But these stories are few and far between. Most of the stories I know about are filled with children growing up with only one parent or being reared by another relative because one of both parents cannot do the job for one reason or another. Substance abuse, unresolved medical problems and corrosive social habits seem to be the norm for many people.

But even with all the problems I have witnessed, I am still observing a group of people at work, earning whatever they can at very low wages to make ends meet. Some have more than one job. I cannot imagine what it must be like not to be able to work at even the lowest rungs of the economic ladder, but I do know that the numbers of job applications far outnumbers the number of available jobs, even at the lower edge of the economy. With thirty-five years in the food business, I can speak with some authority about conditions at the lower edge of our so-called "service economy." (When I hear pundits talk about "moving us from the industrial age to the information age" it makes me roll my eyes. The vast numbers of people at work in America have no idea about "ages" and "eras" and "trends." They are simply trying to make a living the best way they can, with whatever resources they can manage. )

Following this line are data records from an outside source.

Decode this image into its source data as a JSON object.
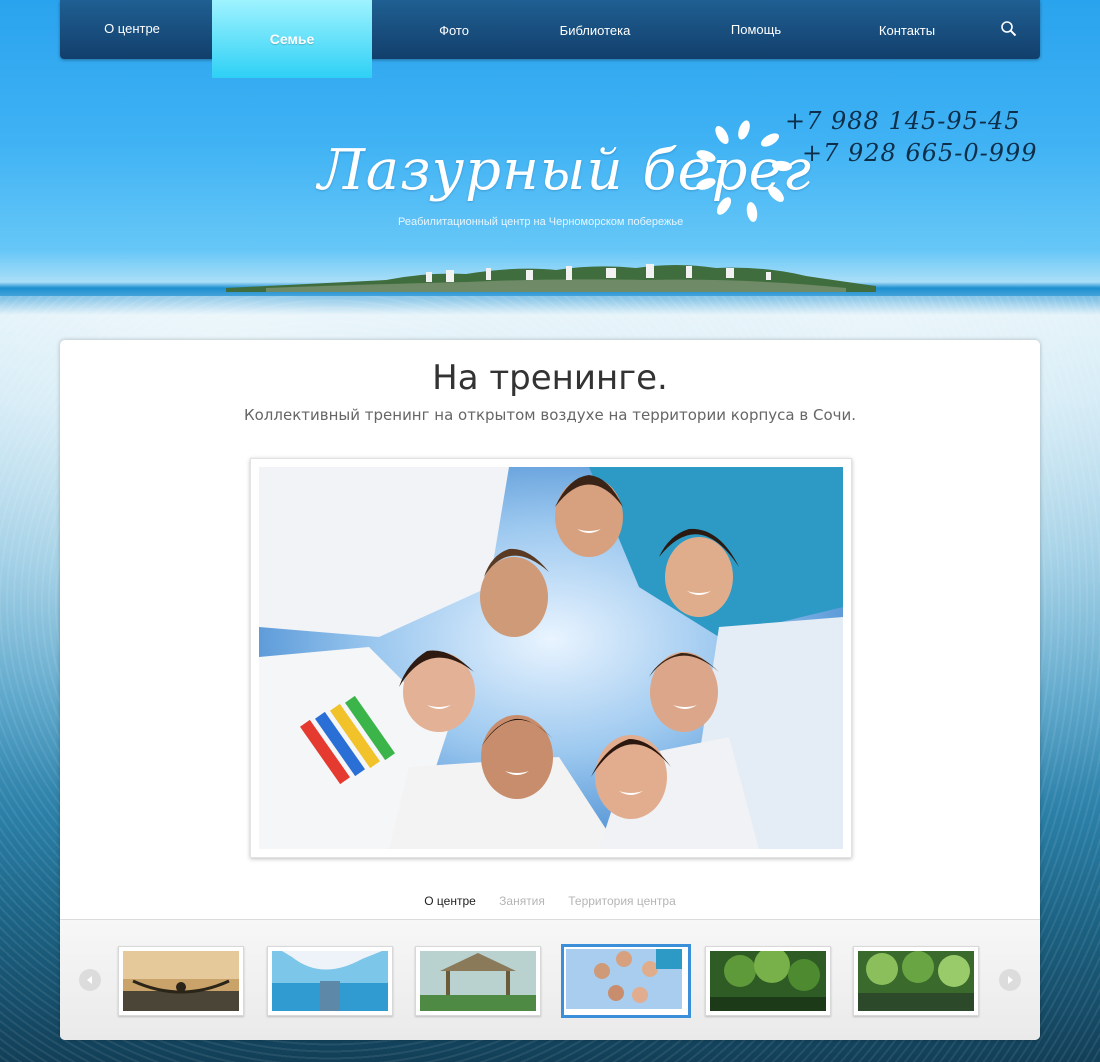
{
  "nav": {
    "items": [
      {
        "label": "О центре"
      },
      {
        "label": "Семье"
      },
      {
        "label": "Фото"
      },
      {
        "label": "Библиотека"
      },
      {
        "label": "Помощь"
      },
      {
        "label": "Контакты"
      }
    ],
    "active_index": 1,
    "search_icon": "search-icon"
  },
  "header": {
    "logo_text": "Лазурный берег",
    "tagline": "Реабилитационный центр на Черноморском побережье",
    "phones": [
      "+7 988 145-95-45",
      "+7 928 665-0-999"
    ]
  },
  "content": {
    "title": "На тренинге.",
    "subtitle": "Коллективный тренинг на открытом воздухе на территории корпуса в Сочи.",
    "tabs": [
      {
        "label": "О центре"
      },
      {
        "label": "Занятия"
      },
      {
        "label": "Территория центра"
      }
    ],
    "active_tab": 0,
    "thumbnails_count": 6,
    "active_thumbnail": 3
  },
  "colors": {
    "nav_bg": "#163f6b",
    "nav_active": "#2ed0f5",
    "thumb_active_border": "#3a8fd8",
    "title_color": "#333333"
  }
}
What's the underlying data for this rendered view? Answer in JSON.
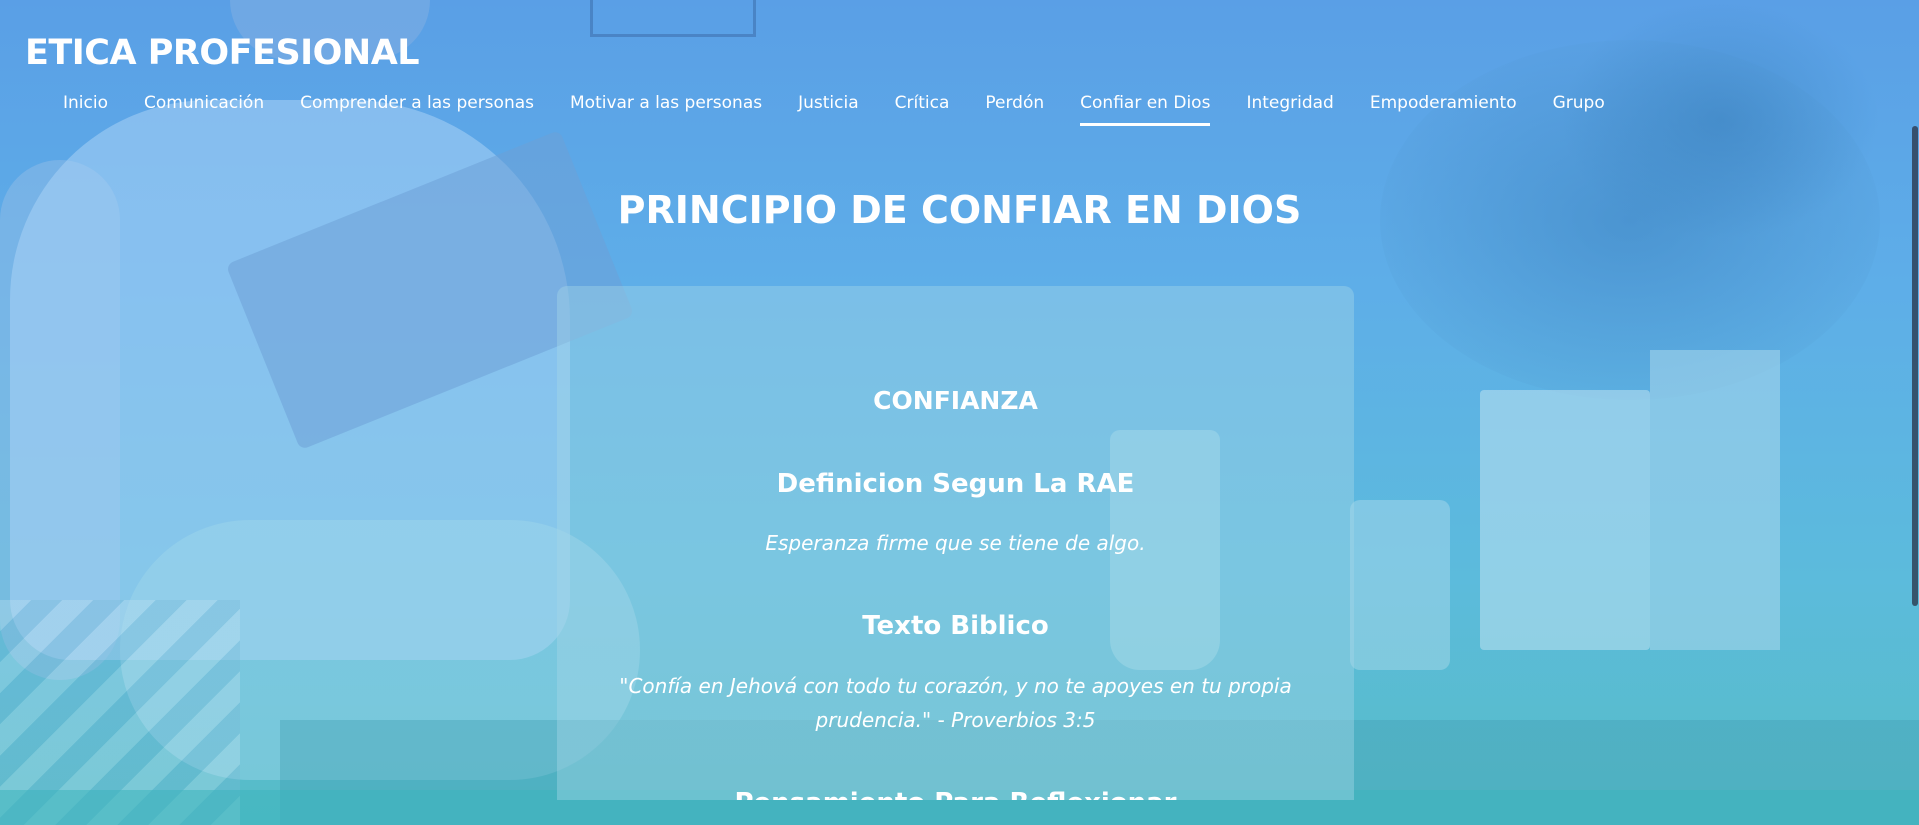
{
  "site": {
    "title": "ETICA PROFESIONAL"
  },
  "nav": {
    "items": [
      {
        "label": "Inicio",
        "active": false
      },
      {
        "label": "Comunicación",
        "active": false
      },
      {
        "label": "Comprender a las personas",
        "active": false
      },
      {
        "label": "Motivar a las personas",
        "active": false
      },
      {
        "label": "Justicia",
        "active": false
      },
      {
        "label": "Crítica",
        "active": false
      },
      {
        "label": "Perdón",
        "active": false
      },
      {
        "label": "Confiar en Dios",
        "active": true
      },
      {
        "label": "Integridad",
        "active": false
      },
      {
        "label": "Empoderamiento",
        "active": false
      },
      {
        "label": "Grupo",
        "active": false
      }
    ]
  },
  "main": {
    "heading": "PRINCIPIO DE CONFIAR EN DIOS",
    "card": {
      "section_title": "CONFIANZA",
      "definition_heading": "Definicion Segun La RAE",
      "definition_text": "Esperanza firme que se tiene de algo.",
      "bible_heading": "Texto Biblico",
      "bible_text": "\"Confía en Jehová con todo tu corazón, y no te apoyes en tu propia prudencia.\" - Proverbios 3:5",
      "reflection_heading": "Pensamiento Para Reflexionar"
    }
  },
  "colors": {
    "overlay_top": "#5a9fe6",
    "overlay_bottom": "#56bcc6",
    "text": "#ffffff"
  }
}
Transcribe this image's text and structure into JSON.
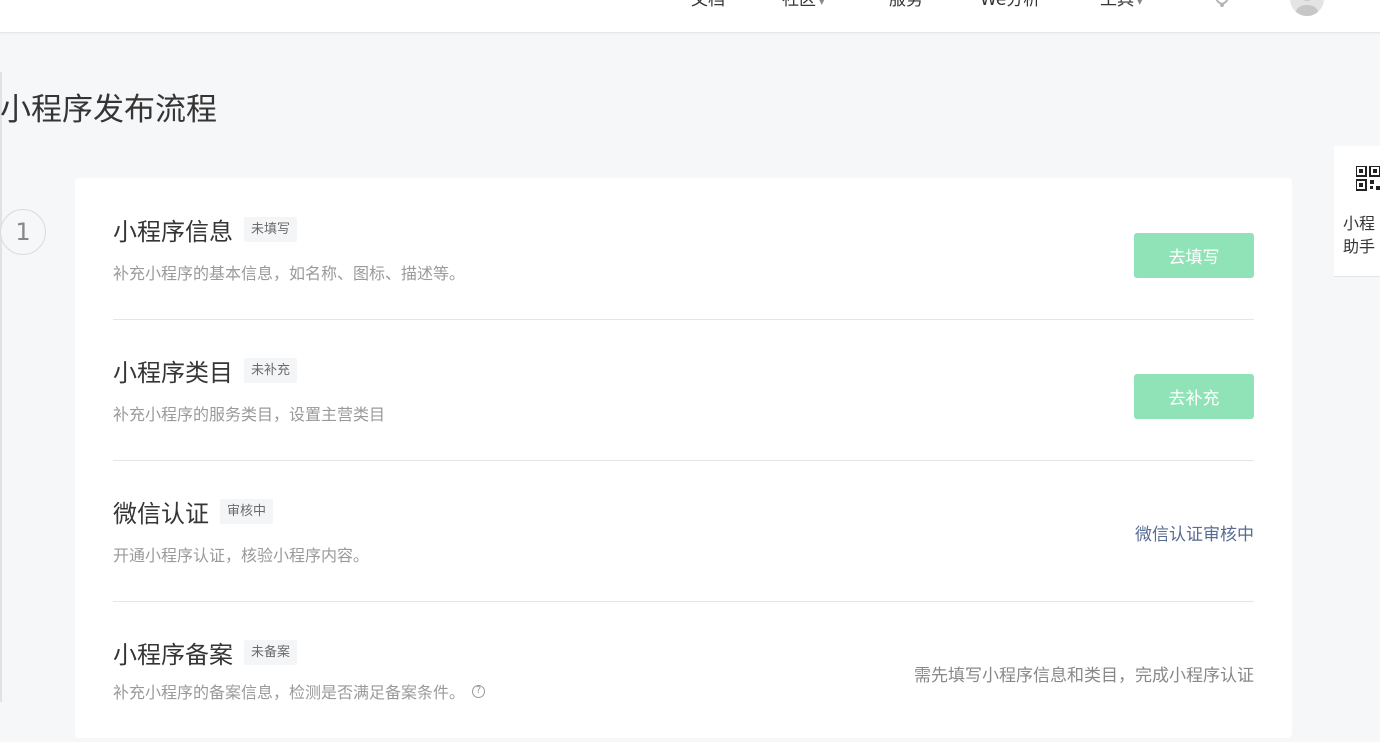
{
  "nav": {
    "items": [
      {
        "label": "文档",
        "has_caret": false
      },
      {
        "label": "社区",
        "has_caret": true
      },
      {
        "label": "服务",
        "has_caret": false
      },
      {
        "label": "We分析",
        "has_caret": false
      },
      {
        "label": "工具",
        "has_caret": true
      }
    ],
    "icons": [
      "bell-icon",
      "avatar-icon"
    ]
  },
  "page": {
    "title": "小程序发布流程",
    "step_number": "1"
  },
  "tasks": [
    {
      "title": "小程序信息",
      "badge": "未填写",
      "desc": "补充小程序的基本信息，如名称、图标、描述等。",
      "action_type": "button",
      "action_label": "去填写"
    },
    {
      "title": "小程序类目",
      "badge": "未补充",
      "desc": "补充小程序的服务类目，设置主营类目",
      "action_type": "button",
      "action_label": "去补充"
    },
    {
      "title": "微信认证",
      "badge": "审核中",
      "desc": "开通小程序认证，核验小程序内容。",
      "action_type": "status",
      "action_label": "微信认证审核中"
    },
    {
      "title": "小程序备案",
      "badge": "未备案",
      "desc": "补充小程序的备案信息，检测是否满足备案条件。",
      "action_type": "status",
      "action_label": "需先填写小程序信息和类目，完成小程序认证",
      "has_help_icon": true
    }
  ],
  "float_panel": {
    "label_line1": "小程",
    "label_line2": "助手",
    "icon": "qr-code-icon"
  },
  "colors": {
    "primary_disabled": "#8fe3b7",
    "link": "#576b95",
    "muted": "#9a9a9a",
    "background": "#f6f7f9"
  }
}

Anyone who thinks that replacing Social Security with some kind of Individual Security is a good idea is not living in the real world. Life in the real world is for many - in the words of Thomas Hobbs - "nasty, brutish and short." Sure, we now have flush toilets and cell phones, but these and other benefits of modern society are no reason to pull the economic rug from under people who have participated as best they knew how in the society until they could no longer do so.

Earlier this morning I came across the list of Slate 60, listing the sixty most generous philanthropic donors for 2004. As I perused the list I couldn't help thinking how far removed from where I live these people live and move.

In this, the ninth annual compendium of the country's 60 biggest givers, let us take stock of the State of the Turner Sweepstakes. Back in 1996, when CNN founder Ted Turner, provided the inspiration for Slate's list of top givers, he expressed the hope that the competitive juices that have nourished America's great fortunes might spill over more generously into the cup of human kindness....Overall, the Slate 60 pledged, paid, and bequeathed a heart-warming $10.1 billion in 2004, up from $5.9 billion in 2003.

Ten billion dollars.
Ten. Billion. Dollars.
That's a bunch of change, you know. Between that end of the economy and the other end, there is a range of wealth. We are not, thank God, either rich or poor with not much in between. In America the economic plane is less steep, the top and bottom less extreme.
Somewhere up the ladder, somebody is making a bit more than ninety thousand bucks a years. Whoever they are, and going on up to about one hundred fifty grand, I don't think it is unreasonable to ask them to start chipping in a bit more for Social Security.

Raising the cap for "contributions" ( I still can't keep from putting that word into quotes) seems to me the most realistic and reasonable remedy for whatever ails Social Security.

1 comment:

Deborah said...

In researching for a recent article on Greenspan, I read up on Ayn Rand philosophy. Bush's fiscal philosophy is pure atheist Randian. Practically straight out of her books.

Reward the "successful." Nothing is owed to the less successful and nothing should be "given" to them. They are leeches hindering the wealthy successful. And government should exist only to provide armies and judiciary to protect the wealth of the successful.

She was a devout atheist who detested the teachings of Jesus Christ, and who famously said that "Selfishness, not charity, is a virtue."

Greenspan was a close associate and devotee of Ayn Rand for 20 years. He even wrote a chapter none of her books.